John O’ Brennan (Maynooth University)
Sunday’s parliamentary election in Bulgaria took place against a backdrop of a renewed Covid crisis, the ‘third wave’ of which has produced very high levels of infection and death, and in the wake of sustained protests since last summer against the incumbent government, led by Boiko Borissov and his centre-Right GERB party.
The most striking aspect of this election has been the poor showing not just of GERB but also its coalition partners from the United Patriots (a loose formation of far right parties). Support for GERB fell from 33% in the 2017 parliamentary election to 26% on Sunday. This was despite the “massive use of state resources” which “gave the ruling party a significant advantage” according to OSCE observers. Each of the three current or former junior coalition partners (ATAKA, NFSB and VMRO) failed to reach the threshold of 4% support and will thus have no seats in the new parliament.
The big winner from this election was undoubtedly the new party, There is Such a People (ITN), created by Slavi Trifonov, a popular rock star turned TV show host, which came from nowhere to finish second with 18% of the vote. It capitalised on the wave of protest that swept Bulgaria in the summer and autumn of 2020, after a succession of corruption scandals implicating leading figures from GERB and Borissov himself.
The main opposition Bulgarian Socialist Party (BSP) had a disappointing result, coming in third with just over 15% of the vote. This led to the quick resignation of the entire executive bureau of the BSP but not of its leader, Kornelia Ninova, who has been only 6 months in post. Three other parties made it into parliament. The Movement for Rights and Freedoms (DPS), often referred to as the ‘Turkish’ party because of its association with Bulgaria’s ethnic Turk population, secured just over 10% of the vote. Democratic Bulgaria (DB) was just behind with 9.5% and the Stand Up: Thugs Out! Led by a former BSP legislator, Maya Manolova with just under 5%.
The results suggest no obvious coalition in the making. As the leader of the largest party in the new parliament, Boiko Borissov will be given a mandate to form a new government. But it is impossible to see how he might put together a fourth government, having served as Prime Minister from 2009-2013 and 2014-2017 and 2017-2021. Four of the other five parties elected to the new parliament have said they will not enter coalition with GERB. That leaves Borissov only the ‘Turkish’ party, DPS, to do business with, and a good way short of the necessary seats to form a new government
Should Borissov fail in this regard, the mandate will pass to Slavi Trifonov, effectively the new kingmaker of Bulgarian politics. It is possible that a coalition made up of ITN, BSP, DB and Stand Up! could get over the threshold of 121 seats to form a majority.
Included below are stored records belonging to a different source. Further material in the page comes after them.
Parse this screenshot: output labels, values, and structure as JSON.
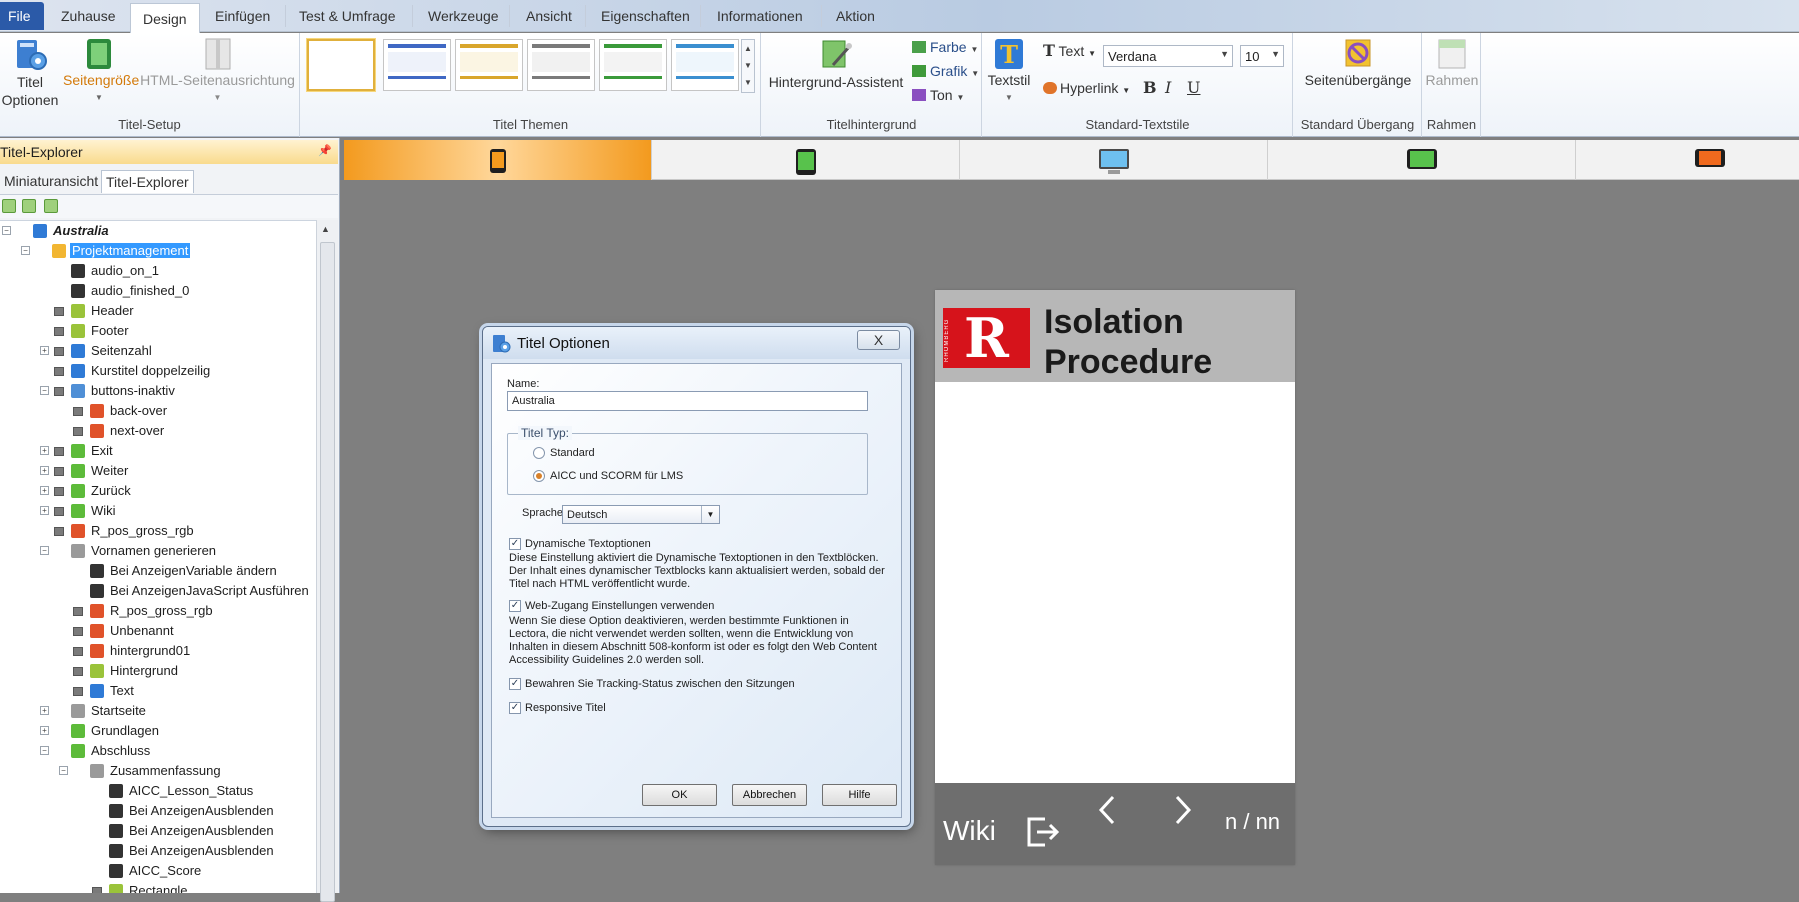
{
  "menu": {
    "file": "File",
    "tabs": [
      "Zuhause",
      "Design",
      "Einfügen",
      "Test & Umfrage",
      "Werkzeuge",
      "Ansicht",
      "Eigenschaften",
      "Informationen",
      "Aktion"
    ],
    "active": "Design"
  },
  "ribbon": {
    "titel_setup": {
      "label": "Titel-Setup",
      "titel_optionen_1": "Titel",
      "titel_optionen_2": "Optionen",
      "seitengroesse": "Seitengröße",
      "html_ausrichtung": "HTML-Seitenausrichtung"
    },
    "themen": {
      "label": "Titel Themen"
    },
    "hintergrund": {
      "label": "Titelhintergrund",
      "assistent": "Hintergrund-Assistent",
      "farbe": "Farbe",
      "grafik": "Grafik",
      "ton": "Ton"
    },
    "textstile": {
      "label": "Standard-Textstile",
      "textstil": "Textstil",
      "text": "Text",
      "font": "Verdana",
      "size": "10",
      "hyperlink": "Hyperlink",
      "bold": "B",
      "italic": "I",
      "underline": "U"
    },
    "uebergang": {
      "label": "Standard Übergang",
      "seitenuebergaenge": "Seitenübergänge"
    },
    "rahmen": {
      "label": "Rahmen",
      "rahmen_btn": "Rahmen"
    }
  },
  "pane": {
    "header": "Titel-Explorer",
    "tabs": [
      "Miniaturansicht",
      "Titel-Explorer"
    ],
    "tree": [
      {
        "label": "Australia",
        "icon": "book-icon",
        "color": "#2f7ad6"
      },
      {
        "label": "Projektmanagement",
        "icon": "folder-icon",
        "color": "#f2b632"
      },
      {
        "label": "audio_on_1",
        "icon": "action-icon",
        "color": "#333333"
      },
      {
        "label": "audio_finished_0",
        "icon": "action-icon",
        "color": "#333333"
      },
      {
        "label": "Header",
        "icon": "group-icon",
        "color": "#9ac33a"
      },
      {
        "label": "Footer",
        "icon": "group-icon",
        "color": "#9ac33a"
      },
      {
        "label": "Seitenzahl",
        "icon": "text-icon",
        "color": "#2f7ad6"
      },
      {
        "label": "Kurstitel doppelzeilig",
        "icon": "text-icon",
        "color": "#2f7ad6"
      },
      {
        "label": "buttons-inaktiv",
        "icon": "group-icon",
        "color": "#4f8fd6"
      },
      {
        "label": "back-over",
        "icon": "image-icon",
        "color": "#e0522a"
      },
      {
        "label": "next-over",
        "icon": "image-icon",
        "color": "#e0522a"
      },
      {
        "label": "Exit",
        "icon": "button-icon",
        "color": "#5dbb3a"
      },
      {
        "label": "Weiter",
        "icon": "button-icon",
        "color": "#5dbb3a"
      },
      {
        "label": "Zurück",
        "icon": "button-icon",
        "color": "#5dbb3a"
      },
      {
        "label": "Wiki",
        "icon": "button-icon",
        "color": "#5dbb3a"
      },
      {
        "label": "R_pos_gross_rgb",
        "icon": "image-icon",
        "color": "#e0522a"
      },
      {
        "label": "Vornamen generieren",
        "icon": "page-icon",
        "color": "#9a9a9a"
      },
      {
        "label": "Bei AnzeigenVariable ändern",
        "icon": "action-icon",
        "color": "#333333"
      },
      {
        "label": "Bei AnzeigenJavaScript Ausführen",
        "icon": "action-icon",
        "color": "#333333"
      },
      {
        "label": "R_pos_gross_rgb",
        "icon": "image-icon",
        "color": "#e0522a"
      },
      {
        "label": "Unbenannt",
        "icon": "image-icon",
        "color": "#e0522a"
      },
      {
        "label": "hintergrund01",
        "icon": "image-icon",
        "color": "#e0522a"
      },
      {
        "label": "Hintergrund",
        "icon": "group-icon",
        "color": "#9ac33a"
      },
      {
        "label": "Text",
        "icon": "text-icon",
        "color": "#2f7ad6"
      },
      {
        "label": "Startseite",
        "icon": "page-icon",
        "color": "#9a9a9a"
      },
      {
        "label": "Grundlagen",
        "icon": "chapter-icon",
        "color": "#5dbb3a"
      },
      {
        "label": "Abschluss",
        "icon": "chapter-icon",
        "color": "#5dbb3a"
      },
      {
        "label": "Zusammenfassung",
        "icon": "page-icon",
        "color": "#9a9a9a"
      },
      {
        "label": "AICC_Lesson_Status",
        "icon": "action-icon",
        "color": "#333333"
      },
      {
        "label": "Bei AnzeigenAusblenden",
        "icon": "action-icon",
        "color": "#333333"
      },
      {
        "label": "Bei AnzeigenAusblenden",
        "icon": "action-icon",
        "color": "#333333"
      },
      {
        "label": "Bei AnzeigenAusblenden",
        "icon": "action-icon",
        "color": "#333333"
      },
      {
        "label": "AICC_Score",
        "icon": "action-icon",
        "color": "#333333"
      },
      {
        "label": "Rectangle",
        "icon": "group-icon",
        "color": "#9ac33a"
      }
    ]
  },
  "devices": [
    "phone-portrait-icon",
    "tablet-portrait-icon",
    "desktop-icon",
    "tablet-landscape-icon",
    "phone-landscape-icon"
  ],
  "stage": {
    "title_line1": "Isolation",
    "title_line2": "Procedure",
    "logo_letter": "R",
    "logo_vertical": "RHOMBERG",
    "wiki": "Wiki",
    "page": "n / nn",
    "accent": "#d6131b"
  },
  "dialog": {
    "title": "Titel Optionen",
    "name_label": "Name:",
    "name_value": "Australia",
    "typ_label": "Titel Typ:",
    "typ_standard": "Standard",
    "typ_aicc": "AICC und SCORM für LMS",
    "sprache_label": "Sprache:",
    "sprache_value": "Deutsch",
    "dyn_label": "Dynamische Textoptionen",
    "dyn_desc": "Diese Einstellung aktiviert die Dynamische Textoptionen in den Textblöcken. Der Inhalt eines dynamischer Textblocks kann aktualisiert werden, sobald der Titel nach HTML veröffentlicht wurde.",
    "web_label": "Web-Zugang Einstellungen verwenden",
    "web_desc": "Wenn Sie diese Option deaktivieren, werden bestimmte Funktionen in Lectora, die nicht verwendet werden sollten, wenn die Entwicklung von Inhalten in diesem Abschnitt 508-konform ist oder es folgt den Web Content Accessibility Guidelines 2.0 werden soll.",
    "track_label": "Bewahren Sie Tracking-Status zwischen den Sitzungen",
    "resp_label": "Responsive Titel",
    "ok": "OK",
    "cancel": "Abbrechen",
    "help": "Hilfe",
    "close": "X"
  }
}
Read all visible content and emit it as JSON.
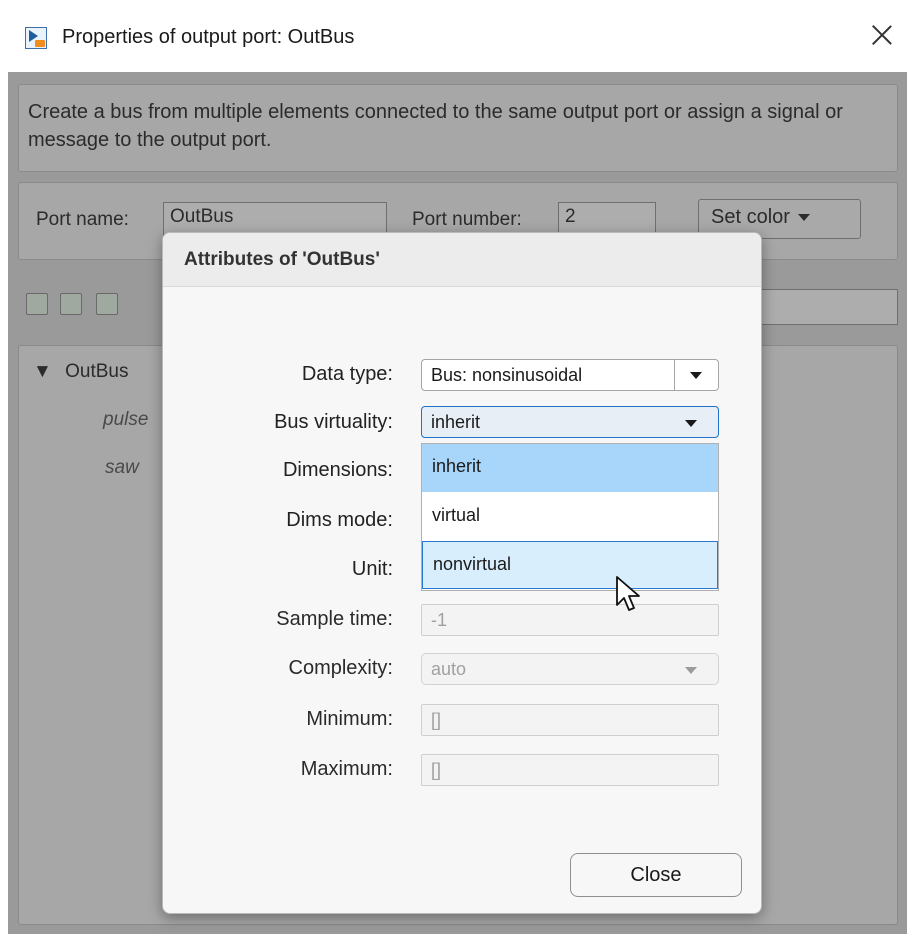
{
  "window": {
    "title": "Properties of output port: OutBus"
  },
  "background": {
    "description": "Create a bus from multiple elements connected to the same output port or assign a signal or message to the output port.",
    "port_name_label": "Port name:",
    "port_name_value": "OutBus",
    "port_number_label": "Port number:",
    "port_number_value": "2",
    "set_color_label": "Set color",
    "tree": {
      "root": "OutBus",
      "children": [
        "pulse",
        "saw"
      ]
    }
  },
  "dialog": {
    "title": "Attributes of 'OutBus'",
    "rows": {
      "data_type": {
        "label": "Data type:",
        "value": "Bus: nonsinusoidal"
      },
      "bus_virtuality": {
        "label": "Bus virtuality:",
        "value": "inherit"
      },
      "dimensions": {
        "label": "Dimensions:"
      },
      "dims_mode": {
        "label": "Dims mode:"
      },
      "unit": {
        "label": "Unit:"
      },
      "sample_time": {
        "label": "Sample time:",
        "value": "-1"
      },
      "complexity": {
        "label": "Complexity:",
        "value": "auto"
      },
      "minimum": {
        "label": "Minimum:",
        "value": "[]"
      },
      "maximum": {
        "label": "Maximum:",
        "value": "[]"
      }
    },
    "bus_virtuality_options": [
      "inherit",
      "virtual",
      "nonvirtual"
    ],
    "selected_option": "inherit",
    "hovered_option": "nonvirtual",
    "close_label": "Close"
  },
  "colors": {
    "selected_option_bg": "#a7d6fa",
    "hover_option_bg": "#d9eefc",
    "focus_border": "#1f72c9",
    "dimmed_background": "#9a9a9a"
  },
  "icons": {
    "app": "simulink-port-icon",
    "close": "close-icon",
    "cursor": "mouse-pointer-icon"
  }
}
In reality, this has already all but been ruled out by Trifonov, whose preference is for new elections in the autumn, possibly to coincide with the presidential election. It seems very likely that , in the absence of a viable coalition emerging, a caretaker government of technocrats will be appointed by President Rumen Radev.
The strong performance of the anti-corruption parties, ITN, DB and Stand Up! gives hope to many Bulgarians that the electorate has finally had enough of the endemic corruption that has blighted Bulgaria in the post-communist era. But seasoned observers of Bulgarian politics know full well that Boiko Borissov himself came to power as the ‘new messiah’ who was going to firmly tackle corruption in 2009, only to leave the country even more firmly in the grip of shadowy networks of predatory informal power. For now, there is cautious optimism that the GERB era may have finally drawn to a close, with the hope of a more ‘normal’ politics to follow.
John O’ Brennan holds the Jean Monnet Chair in European Integration at Maynooth University and is Director of the Maynooth Centre for European and Eurasian Studies. https://www.maynoothuniversity.ie/europe
The views expressed in this blog reflect the position of the author and not necessarily that of the Brexit Institute Blog.